The reaction to Black Like Me today would surely be strongly conditioned by two major social factors. First, it would be conditioned by today’s polarized politics. Second, it would be conditioned by modern attitudes towards race and modern ideas about the role that African Americans should play in society.
Politically speaking, this book would become a political football. It would most likely be seen by conservatives as an attack on whites in general and on white conservatives in particular. In recent times, we have seen very angry reactions to exposés about things like the abuse of animals by agricultural workers. These have been seen as attacks on farmers and laws to essentially ban them have been proposed. This would surely be seen in the same ways. Griffin would be criticized for obtaining his information under false pretenses. He would be accused of having an agenda and wanting to make his point regardless of the truth. He would be criticized for “cherry-picking” incidents that make whites look bad. In short, there would be a firestorm of criticism and the book would be seen not as a legitimate inquiry into race relations but as a politically-motivated attempt to make whites look bad.
However, it is also likely that the book would be criticized by African Americans. The reason for this would be that it would seem patronizing and paternalistic. It would seem to many blacks as if Griffin were being presumptuous in thinking that he could understand what it was like to be black. It would seem patronizing to them that a white man would think that he needed to tell their story. They would argue that their story should be told by African Americans, not by a white person who was (they would likely say) exploiting their problems to make a name for himself.

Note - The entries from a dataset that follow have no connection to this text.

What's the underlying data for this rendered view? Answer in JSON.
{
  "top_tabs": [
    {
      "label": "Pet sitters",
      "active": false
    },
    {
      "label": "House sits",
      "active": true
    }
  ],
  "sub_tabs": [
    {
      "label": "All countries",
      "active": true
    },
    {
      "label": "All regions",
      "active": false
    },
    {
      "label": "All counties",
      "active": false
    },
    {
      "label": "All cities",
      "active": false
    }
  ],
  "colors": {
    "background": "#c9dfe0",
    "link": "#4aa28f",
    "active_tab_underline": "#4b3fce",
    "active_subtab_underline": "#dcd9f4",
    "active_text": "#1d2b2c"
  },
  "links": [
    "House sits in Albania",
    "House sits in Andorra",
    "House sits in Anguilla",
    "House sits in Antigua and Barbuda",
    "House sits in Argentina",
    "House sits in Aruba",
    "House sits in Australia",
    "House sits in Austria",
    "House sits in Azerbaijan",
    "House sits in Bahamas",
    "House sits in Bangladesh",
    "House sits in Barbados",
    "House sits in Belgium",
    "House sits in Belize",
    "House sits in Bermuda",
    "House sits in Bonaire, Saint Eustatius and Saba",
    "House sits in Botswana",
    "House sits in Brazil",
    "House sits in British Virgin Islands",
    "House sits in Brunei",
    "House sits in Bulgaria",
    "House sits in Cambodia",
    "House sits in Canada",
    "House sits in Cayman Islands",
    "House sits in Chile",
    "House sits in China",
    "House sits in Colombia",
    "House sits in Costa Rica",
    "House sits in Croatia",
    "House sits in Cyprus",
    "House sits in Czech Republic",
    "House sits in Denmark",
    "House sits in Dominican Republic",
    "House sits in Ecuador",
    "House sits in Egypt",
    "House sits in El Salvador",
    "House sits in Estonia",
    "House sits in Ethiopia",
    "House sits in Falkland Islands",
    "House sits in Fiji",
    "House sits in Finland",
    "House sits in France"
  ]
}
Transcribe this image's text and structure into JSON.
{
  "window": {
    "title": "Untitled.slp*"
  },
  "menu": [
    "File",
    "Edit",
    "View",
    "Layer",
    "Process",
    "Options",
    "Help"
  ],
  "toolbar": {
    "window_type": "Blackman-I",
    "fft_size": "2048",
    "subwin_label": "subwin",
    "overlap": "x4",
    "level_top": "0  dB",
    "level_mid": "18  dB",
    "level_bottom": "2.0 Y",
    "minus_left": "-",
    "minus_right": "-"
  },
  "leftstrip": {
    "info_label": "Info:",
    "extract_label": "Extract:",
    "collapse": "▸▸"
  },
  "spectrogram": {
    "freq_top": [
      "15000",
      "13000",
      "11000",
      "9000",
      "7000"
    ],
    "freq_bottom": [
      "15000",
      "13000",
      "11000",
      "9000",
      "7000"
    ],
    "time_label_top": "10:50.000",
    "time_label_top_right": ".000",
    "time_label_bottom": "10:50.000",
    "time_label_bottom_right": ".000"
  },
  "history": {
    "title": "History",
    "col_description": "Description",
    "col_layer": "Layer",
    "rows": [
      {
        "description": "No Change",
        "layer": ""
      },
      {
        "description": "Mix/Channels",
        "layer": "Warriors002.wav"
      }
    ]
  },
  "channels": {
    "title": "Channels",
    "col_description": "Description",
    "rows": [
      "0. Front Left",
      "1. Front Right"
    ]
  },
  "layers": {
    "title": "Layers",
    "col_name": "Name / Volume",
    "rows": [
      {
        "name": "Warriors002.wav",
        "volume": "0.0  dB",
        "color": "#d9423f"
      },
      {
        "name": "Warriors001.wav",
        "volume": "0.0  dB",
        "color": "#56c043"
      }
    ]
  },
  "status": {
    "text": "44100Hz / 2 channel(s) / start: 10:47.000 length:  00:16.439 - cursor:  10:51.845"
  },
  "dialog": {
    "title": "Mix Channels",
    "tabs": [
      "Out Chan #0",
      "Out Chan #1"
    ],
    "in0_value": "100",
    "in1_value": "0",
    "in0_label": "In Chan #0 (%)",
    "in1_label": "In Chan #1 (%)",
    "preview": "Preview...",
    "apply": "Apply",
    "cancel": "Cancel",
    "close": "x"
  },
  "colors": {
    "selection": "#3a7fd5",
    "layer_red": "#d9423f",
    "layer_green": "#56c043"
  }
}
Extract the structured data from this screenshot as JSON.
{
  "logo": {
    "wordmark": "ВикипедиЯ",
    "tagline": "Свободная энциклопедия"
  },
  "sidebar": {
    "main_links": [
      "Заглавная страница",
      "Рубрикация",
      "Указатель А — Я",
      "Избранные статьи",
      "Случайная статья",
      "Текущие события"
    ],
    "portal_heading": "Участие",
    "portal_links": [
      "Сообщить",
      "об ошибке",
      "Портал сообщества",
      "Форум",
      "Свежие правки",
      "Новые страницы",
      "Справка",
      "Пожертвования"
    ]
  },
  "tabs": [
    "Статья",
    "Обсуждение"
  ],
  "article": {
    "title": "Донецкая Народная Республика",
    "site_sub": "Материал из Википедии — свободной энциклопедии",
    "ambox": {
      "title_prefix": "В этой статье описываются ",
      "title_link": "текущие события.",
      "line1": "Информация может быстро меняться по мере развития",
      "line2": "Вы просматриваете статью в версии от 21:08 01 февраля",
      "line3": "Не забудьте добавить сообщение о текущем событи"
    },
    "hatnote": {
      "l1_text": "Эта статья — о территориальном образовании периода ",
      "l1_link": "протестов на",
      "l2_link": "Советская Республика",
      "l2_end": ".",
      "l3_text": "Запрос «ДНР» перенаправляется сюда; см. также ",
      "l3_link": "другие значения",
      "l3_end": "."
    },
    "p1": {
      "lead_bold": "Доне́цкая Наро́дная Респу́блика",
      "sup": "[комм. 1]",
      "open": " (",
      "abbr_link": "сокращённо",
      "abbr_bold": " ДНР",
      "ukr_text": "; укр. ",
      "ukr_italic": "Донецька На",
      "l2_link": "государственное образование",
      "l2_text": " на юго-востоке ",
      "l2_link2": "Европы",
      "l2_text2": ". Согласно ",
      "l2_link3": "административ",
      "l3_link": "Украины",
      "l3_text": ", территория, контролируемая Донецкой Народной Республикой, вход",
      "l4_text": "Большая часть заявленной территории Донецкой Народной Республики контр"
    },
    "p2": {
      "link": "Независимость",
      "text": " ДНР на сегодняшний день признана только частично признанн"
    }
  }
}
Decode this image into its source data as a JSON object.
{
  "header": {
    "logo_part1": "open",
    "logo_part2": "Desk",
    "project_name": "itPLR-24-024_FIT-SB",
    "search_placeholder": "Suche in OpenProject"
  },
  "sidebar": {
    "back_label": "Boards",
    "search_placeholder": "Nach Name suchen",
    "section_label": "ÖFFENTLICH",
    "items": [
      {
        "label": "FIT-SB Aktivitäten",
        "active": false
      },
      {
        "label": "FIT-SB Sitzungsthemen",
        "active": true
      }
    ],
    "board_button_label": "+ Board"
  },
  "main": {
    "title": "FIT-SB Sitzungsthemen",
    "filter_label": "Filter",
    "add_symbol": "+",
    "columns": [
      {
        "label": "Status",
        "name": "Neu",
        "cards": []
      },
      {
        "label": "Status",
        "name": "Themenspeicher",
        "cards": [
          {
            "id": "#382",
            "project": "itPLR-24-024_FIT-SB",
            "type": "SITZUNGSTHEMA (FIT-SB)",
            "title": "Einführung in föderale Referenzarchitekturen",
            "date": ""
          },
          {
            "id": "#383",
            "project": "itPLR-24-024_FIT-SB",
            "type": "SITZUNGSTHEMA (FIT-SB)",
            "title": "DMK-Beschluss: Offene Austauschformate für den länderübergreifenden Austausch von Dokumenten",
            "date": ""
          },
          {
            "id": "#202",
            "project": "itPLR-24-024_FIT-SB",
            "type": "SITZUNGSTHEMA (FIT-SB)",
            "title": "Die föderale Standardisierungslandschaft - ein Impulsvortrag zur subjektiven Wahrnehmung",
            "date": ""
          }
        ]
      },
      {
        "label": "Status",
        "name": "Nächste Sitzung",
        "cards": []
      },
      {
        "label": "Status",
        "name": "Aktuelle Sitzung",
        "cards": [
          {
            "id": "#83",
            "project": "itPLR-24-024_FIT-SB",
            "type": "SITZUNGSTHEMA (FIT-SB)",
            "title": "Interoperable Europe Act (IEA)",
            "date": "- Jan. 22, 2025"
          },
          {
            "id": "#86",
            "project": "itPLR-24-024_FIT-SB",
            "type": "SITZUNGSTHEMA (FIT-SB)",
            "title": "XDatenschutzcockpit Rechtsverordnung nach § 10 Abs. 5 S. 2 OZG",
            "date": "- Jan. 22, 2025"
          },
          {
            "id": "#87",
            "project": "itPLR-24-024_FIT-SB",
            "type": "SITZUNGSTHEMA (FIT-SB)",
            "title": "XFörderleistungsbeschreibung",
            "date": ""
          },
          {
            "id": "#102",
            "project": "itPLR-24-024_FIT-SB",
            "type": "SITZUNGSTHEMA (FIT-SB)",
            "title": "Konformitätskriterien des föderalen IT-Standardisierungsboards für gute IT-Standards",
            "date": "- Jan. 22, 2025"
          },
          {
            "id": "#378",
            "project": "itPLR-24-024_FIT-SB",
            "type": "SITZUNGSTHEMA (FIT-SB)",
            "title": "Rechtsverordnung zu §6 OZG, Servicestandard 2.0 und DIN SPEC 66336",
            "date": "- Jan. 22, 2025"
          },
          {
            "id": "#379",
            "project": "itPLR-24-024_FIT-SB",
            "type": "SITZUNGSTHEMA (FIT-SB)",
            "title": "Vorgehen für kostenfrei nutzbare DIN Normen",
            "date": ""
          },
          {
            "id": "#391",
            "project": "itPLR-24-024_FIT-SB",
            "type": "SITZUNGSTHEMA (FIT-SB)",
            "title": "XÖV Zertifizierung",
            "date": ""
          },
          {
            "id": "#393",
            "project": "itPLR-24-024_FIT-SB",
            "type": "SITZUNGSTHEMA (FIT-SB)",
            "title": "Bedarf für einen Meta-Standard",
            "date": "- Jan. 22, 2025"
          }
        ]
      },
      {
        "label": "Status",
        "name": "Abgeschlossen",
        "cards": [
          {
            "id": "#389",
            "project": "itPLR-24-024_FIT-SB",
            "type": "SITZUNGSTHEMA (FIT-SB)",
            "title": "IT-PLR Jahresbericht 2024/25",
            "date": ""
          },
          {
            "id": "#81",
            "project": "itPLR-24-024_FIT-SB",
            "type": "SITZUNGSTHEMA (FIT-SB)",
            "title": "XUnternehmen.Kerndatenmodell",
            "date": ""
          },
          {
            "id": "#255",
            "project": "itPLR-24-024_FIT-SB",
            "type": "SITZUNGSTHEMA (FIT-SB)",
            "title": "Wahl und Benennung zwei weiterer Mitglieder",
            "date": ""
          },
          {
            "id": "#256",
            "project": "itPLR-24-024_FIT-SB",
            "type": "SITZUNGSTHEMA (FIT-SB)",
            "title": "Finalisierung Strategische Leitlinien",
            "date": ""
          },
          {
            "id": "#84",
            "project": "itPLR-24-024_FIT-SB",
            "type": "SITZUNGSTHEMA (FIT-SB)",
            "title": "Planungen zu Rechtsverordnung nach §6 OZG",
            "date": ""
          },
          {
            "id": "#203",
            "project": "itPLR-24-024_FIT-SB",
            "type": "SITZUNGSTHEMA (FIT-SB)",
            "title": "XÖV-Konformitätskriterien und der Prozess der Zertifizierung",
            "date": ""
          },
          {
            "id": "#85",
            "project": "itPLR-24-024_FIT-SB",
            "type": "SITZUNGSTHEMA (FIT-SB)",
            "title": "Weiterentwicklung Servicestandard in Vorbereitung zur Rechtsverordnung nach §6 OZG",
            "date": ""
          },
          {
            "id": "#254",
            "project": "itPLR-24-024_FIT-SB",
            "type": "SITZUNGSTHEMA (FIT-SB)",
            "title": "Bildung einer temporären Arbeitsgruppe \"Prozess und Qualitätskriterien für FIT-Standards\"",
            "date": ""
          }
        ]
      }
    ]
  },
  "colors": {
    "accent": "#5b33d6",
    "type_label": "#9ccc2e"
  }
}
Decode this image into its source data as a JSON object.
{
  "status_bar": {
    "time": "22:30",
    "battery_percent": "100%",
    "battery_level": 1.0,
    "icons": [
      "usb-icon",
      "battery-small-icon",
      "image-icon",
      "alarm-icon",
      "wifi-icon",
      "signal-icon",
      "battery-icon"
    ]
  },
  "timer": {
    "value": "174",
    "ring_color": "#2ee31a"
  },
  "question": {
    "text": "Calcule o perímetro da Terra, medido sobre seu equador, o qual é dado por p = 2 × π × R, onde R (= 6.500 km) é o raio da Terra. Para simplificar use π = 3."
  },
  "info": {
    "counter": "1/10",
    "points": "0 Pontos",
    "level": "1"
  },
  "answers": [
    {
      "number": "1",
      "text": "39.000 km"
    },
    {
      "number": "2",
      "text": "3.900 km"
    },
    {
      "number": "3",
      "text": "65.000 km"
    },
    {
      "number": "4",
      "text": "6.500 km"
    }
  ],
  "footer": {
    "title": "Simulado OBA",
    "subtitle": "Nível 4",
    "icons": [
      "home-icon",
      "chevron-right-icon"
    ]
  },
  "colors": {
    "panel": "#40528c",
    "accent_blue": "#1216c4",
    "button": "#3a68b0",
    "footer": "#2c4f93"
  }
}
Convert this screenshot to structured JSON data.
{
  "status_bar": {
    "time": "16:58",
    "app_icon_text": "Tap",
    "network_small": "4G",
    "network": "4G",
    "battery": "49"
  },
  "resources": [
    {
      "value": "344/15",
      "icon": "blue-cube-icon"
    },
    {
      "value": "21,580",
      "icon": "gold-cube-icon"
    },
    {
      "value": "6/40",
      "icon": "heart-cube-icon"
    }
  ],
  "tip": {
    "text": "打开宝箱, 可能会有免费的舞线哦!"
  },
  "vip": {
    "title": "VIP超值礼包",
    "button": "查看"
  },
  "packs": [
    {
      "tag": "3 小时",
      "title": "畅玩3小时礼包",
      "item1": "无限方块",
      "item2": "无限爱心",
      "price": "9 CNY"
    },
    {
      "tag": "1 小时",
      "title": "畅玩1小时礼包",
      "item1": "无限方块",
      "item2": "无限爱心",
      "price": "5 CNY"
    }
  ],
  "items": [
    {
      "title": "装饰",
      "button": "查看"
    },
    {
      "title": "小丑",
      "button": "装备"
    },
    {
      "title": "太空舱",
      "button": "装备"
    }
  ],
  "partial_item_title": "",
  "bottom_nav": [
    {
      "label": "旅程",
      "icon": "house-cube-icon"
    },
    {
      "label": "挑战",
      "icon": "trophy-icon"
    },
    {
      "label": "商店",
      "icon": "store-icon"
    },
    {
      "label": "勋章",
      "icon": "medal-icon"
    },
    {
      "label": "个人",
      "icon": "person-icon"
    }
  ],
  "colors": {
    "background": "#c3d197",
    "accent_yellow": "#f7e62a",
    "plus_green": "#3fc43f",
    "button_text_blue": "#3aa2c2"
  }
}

There would surely be some positive reaction to the book, but it is very likely that there would be tremendous criticism from a number of directions.